PROBLEM REQUIREMENTS: Return the listing that follows, word for word.

EXTRACTED ENTRIES:

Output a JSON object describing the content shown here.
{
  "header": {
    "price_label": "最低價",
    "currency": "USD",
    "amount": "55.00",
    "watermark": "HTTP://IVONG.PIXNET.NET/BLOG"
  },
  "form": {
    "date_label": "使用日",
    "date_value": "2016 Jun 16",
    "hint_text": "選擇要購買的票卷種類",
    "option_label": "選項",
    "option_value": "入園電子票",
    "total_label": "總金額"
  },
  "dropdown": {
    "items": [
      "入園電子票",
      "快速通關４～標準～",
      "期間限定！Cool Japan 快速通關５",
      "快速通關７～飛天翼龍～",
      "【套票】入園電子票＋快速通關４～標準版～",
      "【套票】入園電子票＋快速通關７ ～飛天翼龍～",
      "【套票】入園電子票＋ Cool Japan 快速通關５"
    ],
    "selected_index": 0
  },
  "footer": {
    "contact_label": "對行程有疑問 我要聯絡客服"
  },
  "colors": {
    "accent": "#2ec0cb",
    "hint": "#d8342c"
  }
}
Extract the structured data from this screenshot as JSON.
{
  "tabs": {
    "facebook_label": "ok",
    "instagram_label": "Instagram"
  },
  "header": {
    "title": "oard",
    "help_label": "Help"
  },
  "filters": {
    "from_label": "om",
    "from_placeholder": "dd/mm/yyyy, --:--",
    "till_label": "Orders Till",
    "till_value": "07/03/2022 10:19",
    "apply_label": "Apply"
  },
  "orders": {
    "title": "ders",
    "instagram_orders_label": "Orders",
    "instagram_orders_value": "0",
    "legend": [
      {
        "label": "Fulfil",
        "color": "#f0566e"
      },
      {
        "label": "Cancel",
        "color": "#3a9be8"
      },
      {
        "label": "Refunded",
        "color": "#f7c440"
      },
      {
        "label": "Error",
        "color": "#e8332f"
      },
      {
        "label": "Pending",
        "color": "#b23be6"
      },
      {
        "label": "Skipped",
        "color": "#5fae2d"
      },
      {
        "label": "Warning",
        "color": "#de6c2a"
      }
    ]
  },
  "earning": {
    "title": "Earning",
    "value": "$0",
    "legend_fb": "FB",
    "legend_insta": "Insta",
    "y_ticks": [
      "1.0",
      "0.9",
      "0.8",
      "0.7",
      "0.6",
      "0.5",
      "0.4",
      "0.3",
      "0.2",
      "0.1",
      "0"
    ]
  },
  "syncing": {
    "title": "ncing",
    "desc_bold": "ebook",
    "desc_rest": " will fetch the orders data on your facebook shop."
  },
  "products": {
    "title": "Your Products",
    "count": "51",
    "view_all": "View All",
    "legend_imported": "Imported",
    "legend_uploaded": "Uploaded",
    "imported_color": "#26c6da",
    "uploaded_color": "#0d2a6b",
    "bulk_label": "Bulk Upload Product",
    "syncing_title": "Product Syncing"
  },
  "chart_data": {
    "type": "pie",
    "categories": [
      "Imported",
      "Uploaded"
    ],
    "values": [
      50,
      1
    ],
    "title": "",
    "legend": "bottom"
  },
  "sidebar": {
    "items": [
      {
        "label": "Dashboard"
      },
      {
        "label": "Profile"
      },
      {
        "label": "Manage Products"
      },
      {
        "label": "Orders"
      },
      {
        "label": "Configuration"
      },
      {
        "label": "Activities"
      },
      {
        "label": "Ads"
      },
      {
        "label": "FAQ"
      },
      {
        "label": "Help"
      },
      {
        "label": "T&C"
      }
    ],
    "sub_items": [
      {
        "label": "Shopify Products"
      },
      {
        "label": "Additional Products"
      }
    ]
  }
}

SOLUTION TO THIS TASK:
Output a JSON object describing the content shown here.
{
  "header": {
    "price_label": "最低價",
    "currency": "USD",
    "amount": "55.00",
    "watermark": "HTTP://IVONG.PIXNET.NET/BLOG"
  },
  "form": {
    "date_label": "使用日",
    "date_value": "2016 Jun 16",
    "hint_text": "選擇要購買的票卷種類",
    "option_label": "選項",
    "option_value": "入園電子票",
    "total_label": "總金額"
  },
  "dropdown": {
    "items": [
      "入園電子票",
      "快速通關４～標準～",
      "期間限定！Cool Japan 快速通關５",
      "快速通關７～飛天翼龍～",
      "【套票】入園電子票＋快速通關４～標準版～",
      "【套票】入園電子票＋快速通關７ ～飛天翼龍～",
      "【套票】入園電子票＋ Cool Japan 快速通關５"
    ],
    "selected_index": 0
  },
  "footer": {
    "contact_label": "對行程有疑問 我要聯絡客服"
  },
  "colors": {
    "accent": "#2ec0cb",
    "hint": "#d8342c"
  }
}
Extract the structured data from this screenshot as JSON.
{
  "tabs": {
    "facebook_label": "ok",
    "instagram_label": "Instagram"
  },
  "header": {
    "title": "oard",
    "help_label": "Help"
  },
  "filters": {
    "from_label": "om",
    "from_placeholder": "dd/mm/yyyy, --:--",
    "till_label": "Orders Till",
    "till_value": "07/03/2022 10:19",
    "apply_label": "Apply"
  },
  "orders": {
    "title": "ders",
    "instagram_orders_label": "Orders",
    "instagram_orders_value": "0",
    "legend": [
      {
        "label": "Fulfil",
        "color": "#f0566e"
      },
      {
        "label": "Cancel",
        "color": "#3a9be8"
      },
      {
        "label": "Refunded",
        "color": "#f7c440"
      },
      {
        "label": "Error",
        "color": "#e8332f"
      },
      {
        "label": "Pending",
        "color": "#b23be6"
      },
      {
        "label": "Skipped",
        "color": "#5fae2d"
      },
      {
        "label": "Warning",
        "color": "#de6c2a"
      }
    ]
  },
  "earning": {
    "title": "Earning",
    "value": "$0",
    "legend_fb": "FB",
    "legend_insta": "Insta",
    "y_ticks": [
      "1.0",
      "0.9",
      "0.8",
      "0.7",
      "0.6",
      "0.5",
      "0.4",
      "0.3",
      "0.2",
      "0.1",
      "0"
    ]
  },
  "syncing": {
    "title": "ncing",
    "desc_bold": "ebook",
    "desc_rest": " will fetch the orders data on your facebook shop."
  },
  "products": {
    "title": "Your Products",
    "count": "51",
    "view_all": "View All",
    "legend_imported": "Imported",
    "legend_uploaded": "Uploaded",
    "imported_color": "#26c6da",
    "uploaded_color": "#0d2a6b",
    "bulk_label": "Bulk Upload Product",
    "syncing_title": "Product Syncing"
  },
  "chart_data": {
    "type": "pie",
    "categories": [
      "Imported",
      "Uploaded"
    ],
    "values": [
      50,
      1
    ],
    "title": "",
    "legend": "bottom"
  },
  "sidebar": {
    "items": [
      {
        "label": "Dashboard"
      },
      {
        "label": "Profile"
      },
      {
        "label": "Manage Products"
      },
      {
        "label": "Orders"
      },
      {
        "label": "Configuration"
      },
      {
        "label": "Activities"
      },
      {
        "label": "Ads"
      },
      {
        "label": "FAQ"
      },
      {
        "label": "Help"
      },
      {
        "label": "T&C"
      }
    ],
    "sub_items": [
      {
        "label": "Shopify Products"
      },
      {
        "label": "Additional Products"
      }
    ]
  }
}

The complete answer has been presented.